Harrisburg, PA – Scam artists will use any excuse to get your money… including COVID-19.
The latest scam striking nationwide starts with a phone call from someone who claims that someone you know has tested positive for COVID-19 and has named you as someone who might also be infected as part of contact tracing.
This is not so far off from the truth… if you have been exposed to someone who tests positive, you might actually get this phone call for real.
However, here’s where the scam comes in.
If this person is not legitimate, instead of telling you to go to one of the free testing facilities or asking you to quarantine away from other people, they will instead tell you that you need to give them your personal or financial information or pay a fee to get a test kit sent to your house.
Remember, a legitimate caller will never ask you for your personal or financial information. If you’re being asked to pay for something over the phone, it’s likely a scam.
Want to know what a real contact tracing call would be like? Click Here to see the CDC’s guidelines for contact tracing calls and how people are being informed if they may have come into contact with someone who tests positive for COVID-19.
As the COVID-19 pandemic continues to impact the United States, the FCC has learned of scam text-message campaigns and robocalls that prey on virus-related fears.

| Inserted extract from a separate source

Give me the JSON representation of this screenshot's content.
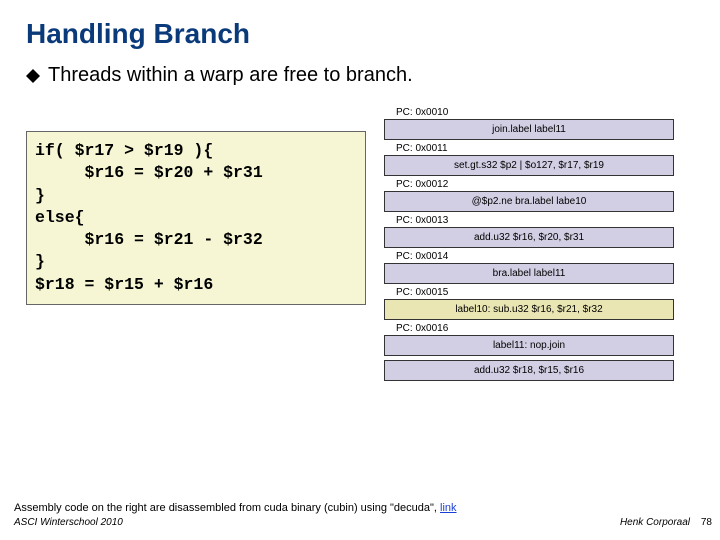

- COVID-19 text scams may falsely advertise a cure or offer bogus tests. Learn more and see examples of scam texts.
- Robocall scams have focused on health and financial concerns connected to COVID-19. Learn more and listen to actual scam audio.

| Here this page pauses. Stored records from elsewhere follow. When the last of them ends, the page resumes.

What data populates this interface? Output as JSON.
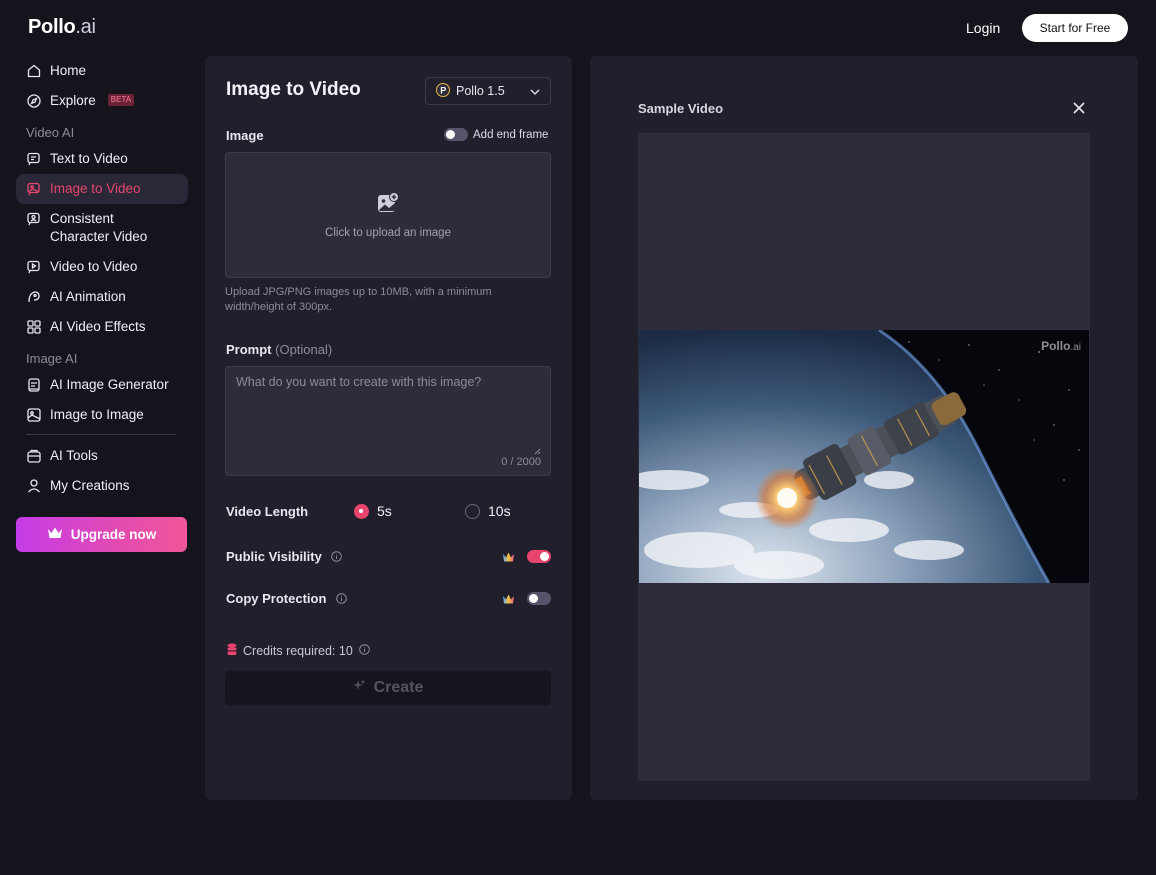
{
  "header": {
    "logo_main": "Pollo",
    "logo_suffix": ".ai",
    "login_label": "Login",
    "start_label": "Start for Free"
  },
  "sidebar": {
    "home": "Home",
    "explore": "Explore",
    "explore_badge": "BETA",
    "section_video": "Video AI",
    "text_to_video": "Text to Video",
    "image_to_video": "Image to Video",
    "consistent_line1": "Consistent",
    "consistent_line2": "Character Video",
    "video_to_video": "Video to Video",
    "ai_animation": "AI Animation",
    "ai_video_effects": "AI Video Effects",
    "section_image": "Image AI",
    "ai_image_generator": "AI Image Generator",
    "image_to_image": "Image to Image",
    "ai_tools": "AI Tools",
    "my_creations": "My Creations",
    "upgrade_label": "Upgrade now"
  },
  "form": {
    "title": "Image to Video",
    "model": "Pollo 1.5",
    "image_label": "Image",
    "add_end_frame": "Add end frame",
    "add_end_frame_on": false,
    "upload_text": "Click to upload an image",
    "upload_hint": "Upload JPG/PNG images up to 10MB, with a minimum width/height of 300px.",
    "prompt_label": "Prompt",
    "prompt_optional": "(Optional)",
    "prompt_placeholder": "What do you want to create with this image?",
    "prompt_value": "",
    "prompt_counter": "0 / 2000",
    "video_length_label": "Video Length",
    "length_options": [
      "5s",
      "10s"
    ],
    "length_selected": "5s",
    "public_visibility_label": "Public Visibility",
    "public_visibility_on": true,
    "copy_protection_label": "Copy Protection",
    "copy_protection_on": false,
    "credits_text": "Credits required: 10",
    "create_label": "Create"
  },
  "preview": {
    "title": "Sample Video",
    "watermark_main": "Pollo",
    "watermark_suffix": ".ai"
  },
  "colors": {
    "accent": "#e8456e",
    "background": "#15141d",
    "panel": "#211f2c",
    "upgrade_gradient": [
      "#c43ce8",
      "#f0569a"
    ]
  }
}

- Contact tracing scams are on the rise. Find out more about contact tracing and how to protect yourself.
- Coronavirus scammers are targeting older Americans. Get information to share with seniors and their families.
Tips for Avoiding COVID-19 Scams
- Do not respond to calls or texts from unknown numbers, or any others that appear suspicious.
- Never share your personal or financial information via email, text messages, or over the phone.
- Be cautious if you’re being pressured to share any information or make a payment immediately.
- Scammers often spoof phone numbers to trick you into answering or responding. Remember that government agencies will never call you to ask for personal information or money.
- Do not click any links in a text message. If a friend sends you a text with a suspicious link that seems out of character, call them to make sure they weren’t hacked.
- Always check on a charity (for example, by calling or looking at its actual website) before donating. (Learn more about charity scams.)
If you think you’ve been a victim of a coronavirus scam, contact law enforcement immediately.